ESPN Ombudsman Compares Net's Coverage Of Riley Cooper, Hugh Douglas Incidents
ESPN Ombudsman Robert Lipsyte in his most recent column compared the net's coverage of Eagles WR Riley Cooper's use of the N-word to an incident in which former ESPN host Hugh Douglas reportedly used the word to his "Numbers Never Lie" co-host Michael Smith prior to being let go by the net.

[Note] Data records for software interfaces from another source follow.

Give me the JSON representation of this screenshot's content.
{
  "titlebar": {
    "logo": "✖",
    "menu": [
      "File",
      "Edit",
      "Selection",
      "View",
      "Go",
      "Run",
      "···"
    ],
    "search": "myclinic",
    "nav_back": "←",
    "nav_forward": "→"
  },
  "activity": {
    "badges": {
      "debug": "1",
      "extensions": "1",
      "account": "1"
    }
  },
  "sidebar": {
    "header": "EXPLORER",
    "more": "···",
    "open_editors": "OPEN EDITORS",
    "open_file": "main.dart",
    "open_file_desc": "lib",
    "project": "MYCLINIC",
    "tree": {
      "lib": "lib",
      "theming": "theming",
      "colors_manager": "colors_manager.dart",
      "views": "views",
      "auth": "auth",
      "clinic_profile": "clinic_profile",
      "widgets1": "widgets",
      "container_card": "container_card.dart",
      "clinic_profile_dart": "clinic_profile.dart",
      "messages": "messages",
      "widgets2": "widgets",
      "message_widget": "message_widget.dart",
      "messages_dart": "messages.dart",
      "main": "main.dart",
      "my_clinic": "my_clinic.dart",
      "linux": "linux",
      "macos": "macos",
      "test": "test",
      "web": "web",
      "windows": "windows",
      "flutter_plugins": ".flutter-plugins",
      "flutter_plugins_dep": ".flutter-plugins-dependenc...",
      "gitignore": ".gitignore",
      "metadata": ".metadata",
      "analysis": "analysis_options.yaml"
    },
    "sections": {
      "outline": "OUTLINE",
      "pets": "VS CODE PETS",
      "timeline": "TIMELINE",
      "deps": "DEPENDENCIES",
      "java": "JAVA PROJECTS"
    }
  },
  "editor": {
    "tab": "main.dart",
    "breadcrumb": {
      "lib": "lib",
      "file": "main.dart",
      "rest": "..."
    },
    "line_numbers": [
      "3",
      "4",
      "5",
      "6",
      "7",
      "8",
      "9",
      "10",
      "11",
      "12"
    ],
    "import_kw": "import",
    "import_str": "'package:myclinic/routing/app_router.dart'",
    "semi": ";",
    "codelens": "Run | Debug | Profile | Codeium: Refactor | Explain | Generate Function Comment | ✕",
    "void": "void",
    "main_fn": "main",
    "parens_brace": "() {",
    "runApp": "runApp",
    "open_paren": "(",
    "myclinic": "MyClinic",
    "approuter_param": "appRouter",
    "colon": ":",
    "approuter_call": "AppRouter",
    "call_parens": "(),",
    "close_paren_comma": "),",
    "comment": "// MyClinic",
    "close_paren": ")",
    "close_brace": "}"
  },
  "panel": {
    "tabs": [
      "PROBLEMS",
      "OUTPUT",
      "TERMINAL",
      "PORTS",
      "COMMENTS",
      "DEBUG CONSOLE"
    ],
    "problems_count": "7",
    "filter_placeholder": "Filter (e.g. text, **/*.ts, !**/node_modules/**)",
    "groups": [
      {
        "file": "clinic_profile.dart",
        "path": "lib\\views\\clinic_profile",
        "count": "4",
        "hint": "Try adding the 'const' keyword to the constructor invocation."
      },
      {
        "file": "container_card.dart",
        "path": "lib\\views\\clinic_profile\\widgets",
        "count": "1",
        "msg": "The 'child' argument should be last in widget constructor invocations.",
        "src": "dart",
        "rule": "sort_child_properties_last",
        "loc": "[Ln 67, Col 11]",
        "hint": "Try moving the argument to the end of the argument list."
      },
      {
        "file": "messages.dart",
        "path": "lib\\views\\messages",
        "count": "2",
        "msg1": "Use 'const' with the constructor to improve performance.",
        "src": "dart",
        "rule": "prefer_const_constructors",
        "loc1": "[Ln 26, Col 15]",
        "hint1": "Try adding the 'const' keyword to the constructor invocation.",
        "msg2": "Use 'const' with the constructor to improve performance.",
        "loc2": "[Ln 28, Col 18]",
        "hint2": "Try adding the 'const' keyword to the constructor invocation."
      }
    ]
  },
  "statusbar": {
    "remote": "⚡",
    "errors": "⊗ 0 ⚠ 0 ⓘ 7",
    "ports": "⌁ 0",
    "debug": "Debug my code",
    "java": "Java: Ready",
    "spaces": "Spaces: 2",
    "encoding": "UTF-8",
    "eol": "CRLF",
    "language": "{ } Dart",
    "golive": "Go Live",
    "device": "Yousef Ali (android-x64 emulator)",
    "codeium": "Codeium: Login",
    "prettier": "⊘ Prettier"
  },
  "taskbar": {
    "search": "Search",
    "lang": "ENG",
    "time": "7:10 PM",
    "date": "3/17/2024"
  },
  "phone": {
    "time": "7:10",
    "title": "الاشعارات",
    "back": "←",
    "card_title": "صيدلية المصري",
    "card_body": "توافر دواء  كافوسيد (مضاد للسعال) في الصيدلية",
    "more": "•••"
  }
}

Lipsyte wrote the incidents "were very different." Cooper's situation had "witnesses and pictures." It was "an easy story to cover and chew on, which ESPN did incessantly, although sometimes interestingly." The Douglas incident, which occurred during the National Association of Black Journalists' annual conference, "seemed at least as important as a wide receiver’s outburst." Douglas and Smith were "representing a network that offers news and commentary." Lipsyte asked, "Don’t fans have a right to know as much about them as about a 25-year-old backup player caught in what seems to have been a moment of alcohol-fueled frustration?" An "airing out of why corporate decisions were made in the NABJ case was in order -- or at least some discussion" by the likes of ESPN's Skip Bayless and Stephen A. Smith. Lipsyte: "So just why was there little or no coverage or commentary about Douglas on ESPN?" ESPN Senior VP & Dir of News Vince Doria said, "We generally have avoided covering our personnel matters. With higher-profile talent, we have made exceptions when we felt the story has resonated at a certain level. While the Riley Cooper story brought some attention to the Douglas story because of some perceived similarities, we didn't feel it merited coverage in 'SportsCenter.'" Lipsyte wrote, "I disagree. The media’s role is a critical and ongoing aspect of sports coverage. ... Sometimes we need to know as much about the media as we do about the sports it covers if we want to fully understand the sports" (ESPN.com, 9/6).